The budget report (page 15) talks of pro-forma projections for 2014-15, but these numbers are not included. However, the combined effects of inflation and other cost pressures are expected to produce a “significant challenge”. Just making do with flat-lined subsidies and fare freezes will not work unless Toronto is prepared for further decline in its transit system.
In the midst of multi-billion dollar proposals for new rapid transit networks, the Commission and Council must focus on the day-to-day operation and budget of the TTC. Anyone can draw lines on a map. Ensuring that buses and streetcars arrive frequently with room for all who wish to ride in reasonable comfort is much harder. Fighting for more revenue, be it taxes or fares, just to stay in the same place, let alone improve transit service, is a thankless job, but it is one those who claim to be transit advocates must face.
This was added about an hour after the original article was published.
I am often asked whether I support a fare increase, and my answer is inevitably “yes”. Although it would be wonderful to live in a world where money rains down on transit from various governments, that is not what will happen. The fight is just to keep what we have and keep pace with growing demand. A fare freeze undermines calls for better subsidies to provide better service and risks hobbling the TTC.
If there is a desire to subsidize transit costs for the less well-to-do, figure out how to fund such a program separately from overall fare levels. Many people are perfectly capable of paying higher fares, and they should. It is ironic that we provide lower-cost transit to groups based on age and status (seniors and students), but not on economic need.
Better transit service — reliability, frequency and capacity — is essential for “captive” riders who depend on the TTC to get around Toronto for work, school and family support trips. It is also essential for “selling” transit to those who could travel by car, and for sustaining political support for increased transit funding. “Why should I pay more and get less” is a familiar refrain, one the TTC’s funding partners often forget in their rush to “respect the taxpayers”.
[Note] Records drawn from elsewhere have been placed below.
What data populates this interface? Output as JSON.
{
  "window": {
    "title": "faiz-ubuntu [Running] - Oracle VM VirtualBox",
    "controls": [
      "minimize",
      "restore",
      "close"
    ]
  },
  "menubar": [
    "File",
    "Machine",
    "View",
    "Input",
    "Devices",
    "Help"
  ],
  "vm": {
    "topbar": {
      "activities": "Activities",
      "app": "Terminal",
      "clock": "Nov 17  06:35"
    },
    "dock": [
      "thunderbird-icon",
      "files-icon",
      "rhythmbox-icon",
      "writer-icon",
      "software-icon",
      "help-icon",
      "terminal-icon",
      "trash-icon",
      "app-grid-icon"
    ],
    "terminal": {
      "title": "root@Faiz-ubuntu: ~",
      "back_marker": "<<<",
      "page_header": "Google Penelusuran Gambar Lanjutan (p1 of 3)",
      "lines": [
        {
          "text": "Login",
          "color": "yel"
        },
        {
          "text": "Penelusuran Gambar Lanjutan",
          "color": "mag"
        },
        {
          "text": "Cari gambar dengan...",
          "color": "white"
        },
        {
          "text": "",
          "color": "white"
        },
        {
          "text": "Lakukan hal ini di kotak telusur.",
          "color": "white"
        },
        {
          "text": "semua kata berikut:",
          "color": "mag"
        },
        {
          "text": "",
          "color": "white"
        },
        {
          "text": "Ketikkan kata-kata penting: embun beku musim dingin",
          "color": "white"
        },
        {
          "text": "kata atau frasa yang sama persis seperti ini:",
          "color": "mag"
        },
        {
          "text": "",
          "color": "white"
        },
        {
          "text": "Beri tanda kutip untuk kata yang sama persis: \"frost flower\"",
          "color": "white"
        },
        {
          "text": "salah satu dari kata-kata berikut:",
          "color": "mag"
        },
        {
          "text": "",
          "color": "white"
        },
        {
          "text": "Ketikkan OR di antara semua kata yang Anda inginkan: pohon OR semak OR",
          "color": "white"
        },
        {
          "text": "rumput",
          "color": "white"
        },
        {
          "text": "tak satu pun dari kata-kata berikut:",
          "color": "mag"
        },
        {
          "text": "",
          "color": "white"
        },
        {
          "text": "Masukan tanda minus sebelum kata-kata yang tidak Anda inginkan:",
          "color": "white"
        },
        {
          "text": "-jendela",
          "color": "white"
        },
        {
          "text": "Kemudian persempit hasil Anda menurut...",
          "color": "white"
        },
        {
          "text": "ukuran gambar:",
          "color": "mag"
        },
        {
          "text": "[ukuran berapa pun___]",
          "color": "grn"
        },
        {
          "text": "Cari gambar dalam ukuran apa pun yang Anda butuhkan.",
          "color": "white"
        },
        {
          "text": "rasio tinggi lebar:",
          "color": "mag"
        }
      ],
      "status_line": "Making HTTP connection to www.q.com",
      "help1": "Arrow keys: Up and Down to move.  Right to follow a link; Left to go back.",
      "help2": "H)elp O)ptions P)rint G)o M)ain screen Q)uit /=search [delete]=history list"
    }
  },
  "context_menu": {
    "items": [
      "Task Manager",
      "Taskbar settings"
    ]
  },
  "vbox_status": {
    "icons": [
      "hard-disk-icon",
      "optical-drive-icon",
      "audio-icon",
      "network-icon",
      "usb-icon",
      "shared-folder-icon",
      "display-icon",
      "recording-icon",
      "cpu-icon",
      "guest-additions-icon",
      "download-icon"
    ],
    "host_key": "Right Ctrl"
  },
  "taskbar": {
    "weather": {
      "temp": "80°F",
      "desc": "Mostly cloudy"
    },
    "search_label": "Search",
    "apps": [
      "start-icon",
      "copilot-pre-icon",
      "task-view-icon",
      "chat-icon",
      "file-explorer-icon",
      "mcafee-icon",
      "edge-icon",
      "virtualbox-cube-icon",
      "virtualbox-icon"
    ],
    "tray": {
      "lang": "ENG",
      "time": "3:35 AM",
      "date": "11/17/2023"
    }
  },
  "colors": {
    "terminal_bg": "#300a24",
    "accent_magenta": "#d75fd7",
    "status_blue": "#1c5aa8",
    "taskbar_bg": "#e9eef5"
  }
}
Without question, Queen’s Park has not stepped up on the operating side ever since the Harris years when transit was abandoned completely. Toronto gets a paltry $70m in operating subsidy from gas taxes (the rest goes to capital projects and is inadequate on that score too), but nowhere near the 50/50 sharing of operating subsidies Toronto once knew. However, if we ever do see more Provincial money in Toronto, it must not simply be used as an offset against the City’s share, but as a way to enhance transit service.
In some mythical world with an enlightened national government in Ottawa, we might see operating funds, but far more likely would be an established program to provide capital subsidies for expansion and major infrastructure renewal.
Metrolinx is now considering its “Investment Strategy”, the problem of funding a huge build-out and operation of The Big Move’s transit map. Additional challenges lie in local transit all over the GTA where transit service carries a fraction of the travel market of Toronto, and yet local transit is an essential part of moving around the region.
Toronto Council wants to explore regional funding with its neighbours in the 905. All of this investment in building and operations will not be cheap, but it must not divert attention from the need for better funding and service within Toronto itself. Staying as good as we were last year is not enough. That was the idea behind the Ridership Growth Strategy and Transit City despite their faults, and much has been lost in the blind hatred of any Miller-era plans by the Ford crew at City Hall. The challenge for Council is to address what transit can do, what a real “transit city” can be.